> [YOUR OBJECTIVE]:
The response must contain every line below in which "Открывать" appears.

> [DATASET ENTRIES]:

━━━━━━

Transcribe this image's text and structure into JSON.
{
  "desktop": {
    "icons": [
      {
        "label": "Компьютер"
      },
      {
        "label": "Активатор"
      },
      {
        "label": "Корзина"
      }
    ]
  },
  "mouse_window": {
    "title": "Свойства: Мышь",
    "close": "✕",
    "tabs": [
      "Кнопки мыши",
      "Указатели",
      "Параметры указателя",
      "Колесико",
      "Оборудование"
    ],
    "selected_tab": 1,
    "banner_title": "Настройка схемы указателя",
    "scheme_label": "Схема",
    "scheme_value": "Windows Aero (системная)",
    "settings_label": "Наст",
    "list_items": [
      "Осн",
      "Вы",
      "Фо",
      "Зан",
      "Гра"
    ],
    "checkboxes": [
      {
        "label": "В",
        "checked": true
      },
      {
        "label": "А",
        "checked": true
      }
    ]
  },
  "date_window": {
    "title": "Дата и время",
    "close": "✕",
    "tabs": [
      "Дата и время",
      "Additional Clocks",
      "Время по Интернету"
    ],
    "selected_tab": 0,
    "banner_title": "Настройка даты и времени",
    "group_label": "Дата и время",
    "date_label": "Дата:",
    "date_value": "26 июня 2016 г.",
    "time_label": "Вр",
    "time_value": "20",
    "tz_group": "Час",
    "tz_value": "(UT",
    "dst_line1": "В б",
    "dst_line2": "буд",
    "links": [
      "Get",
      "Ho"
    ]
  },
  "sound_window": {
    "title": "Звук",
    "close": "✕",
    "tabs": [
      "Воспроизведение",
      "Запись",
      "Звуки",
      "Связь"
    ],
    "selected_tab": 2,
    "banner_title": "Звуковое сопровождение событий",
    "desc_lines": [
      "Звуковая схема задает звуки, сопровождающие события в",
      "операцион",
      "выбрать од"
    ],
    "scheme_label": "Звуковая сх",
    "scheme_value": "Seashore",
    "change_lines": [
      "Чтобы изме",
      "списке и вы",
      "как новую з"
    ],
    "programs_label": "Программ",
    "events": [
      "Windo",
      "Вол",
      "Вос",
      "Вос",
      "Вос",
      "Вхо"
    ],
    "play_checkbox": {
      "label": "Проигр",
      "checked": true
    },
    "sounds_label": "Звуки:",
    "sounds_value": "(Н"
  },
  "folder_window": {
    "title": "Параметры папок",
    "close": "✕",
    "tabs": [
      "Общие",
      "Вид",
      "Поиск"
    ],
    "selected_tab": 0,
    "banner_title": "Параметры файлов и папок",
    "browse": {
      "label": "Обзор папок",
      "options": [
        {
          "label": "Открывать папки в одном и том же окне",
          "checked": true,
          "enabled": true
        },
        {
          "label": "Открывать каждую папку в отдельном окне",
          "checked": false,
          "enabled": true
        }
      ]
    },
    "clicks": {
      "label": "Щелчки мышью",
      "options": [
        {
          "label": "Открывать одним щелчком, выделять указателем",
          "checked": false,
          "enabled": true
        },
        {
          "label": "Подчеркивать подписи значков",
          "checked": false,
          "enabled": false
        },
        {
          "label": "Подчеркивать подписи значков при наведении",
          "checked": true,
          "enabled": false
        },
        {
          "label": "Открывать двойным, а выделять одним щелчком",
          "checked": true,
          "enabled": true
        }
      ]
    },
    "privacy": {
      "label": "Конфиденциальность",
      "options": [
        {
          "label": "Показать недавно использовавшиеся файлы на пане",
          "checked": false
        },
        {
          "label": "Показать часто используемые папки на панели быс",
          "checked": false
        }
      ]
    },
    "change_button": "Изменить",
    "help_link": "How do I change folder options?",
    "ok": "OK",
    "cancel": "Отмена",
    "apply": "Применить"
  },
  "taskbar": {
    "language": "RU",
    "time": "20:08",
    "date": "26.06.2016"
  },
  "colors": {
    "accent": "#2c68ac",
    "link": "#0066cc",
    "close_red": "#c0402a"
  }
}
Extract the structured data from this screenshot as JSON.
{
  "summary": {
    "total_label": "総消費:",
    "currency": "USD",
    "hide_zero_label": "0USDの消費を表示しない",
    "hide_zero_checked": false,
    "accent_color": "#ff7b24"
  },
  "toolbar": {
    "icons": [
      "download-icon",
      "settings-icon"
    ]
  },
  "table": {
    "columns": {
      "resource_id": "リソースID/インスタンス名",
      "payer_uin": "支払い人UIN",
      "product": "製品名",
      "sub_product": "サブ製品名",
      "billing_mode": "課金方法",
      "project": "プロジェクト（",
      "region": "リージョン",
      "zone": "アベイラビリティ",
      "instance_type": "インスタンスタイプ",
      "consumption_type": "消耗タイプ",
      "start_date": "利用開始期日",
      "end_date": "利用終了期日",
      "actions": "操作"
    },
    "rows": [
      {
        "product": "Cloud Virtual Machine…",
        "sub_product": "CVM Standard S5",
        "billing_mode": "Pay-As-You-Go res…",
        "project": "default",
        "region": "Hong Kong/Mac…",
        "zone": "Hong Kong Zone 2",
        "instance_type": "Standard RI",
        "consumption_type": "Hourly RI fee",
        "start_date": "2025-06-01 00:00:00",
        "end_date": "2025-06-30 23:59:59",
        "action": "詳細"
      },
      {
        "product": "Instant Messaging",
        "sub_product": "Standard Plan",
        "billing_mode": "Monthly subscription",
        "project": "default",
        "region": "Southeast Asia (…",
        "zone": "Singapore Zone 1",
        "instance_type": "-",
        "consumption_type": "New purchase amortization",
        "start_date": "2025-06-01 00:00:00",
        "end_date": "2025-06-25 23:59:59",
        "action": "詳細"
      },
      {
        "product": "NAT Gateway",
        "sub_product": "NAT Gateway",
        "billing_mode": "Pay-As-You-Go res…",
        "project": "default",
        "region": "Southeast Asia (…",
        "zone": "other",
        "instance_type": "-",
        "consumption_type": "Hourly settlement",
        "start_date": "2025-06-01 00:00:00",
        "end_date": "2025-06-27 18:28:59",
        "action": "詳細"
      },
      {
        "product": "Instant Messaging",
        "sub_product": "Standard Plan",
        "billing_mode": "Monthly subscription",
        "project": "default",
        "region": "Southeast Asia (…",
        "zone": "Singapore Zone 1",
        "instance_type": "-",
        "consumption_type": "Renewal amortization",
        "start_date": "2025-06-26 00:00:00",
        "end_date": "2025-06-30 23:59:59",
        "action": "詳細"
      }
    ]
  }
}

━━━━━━

> [EXERCISE RESPONSE]:
          "label": "Открывать папки в одном и том же окне",
          "label": "Открывать каждую папку в отдельном окне",
          "label": "Открывать одним щелчком, выделять указателем",
          "label": "Открывать двойным, а выделять одним щелчком",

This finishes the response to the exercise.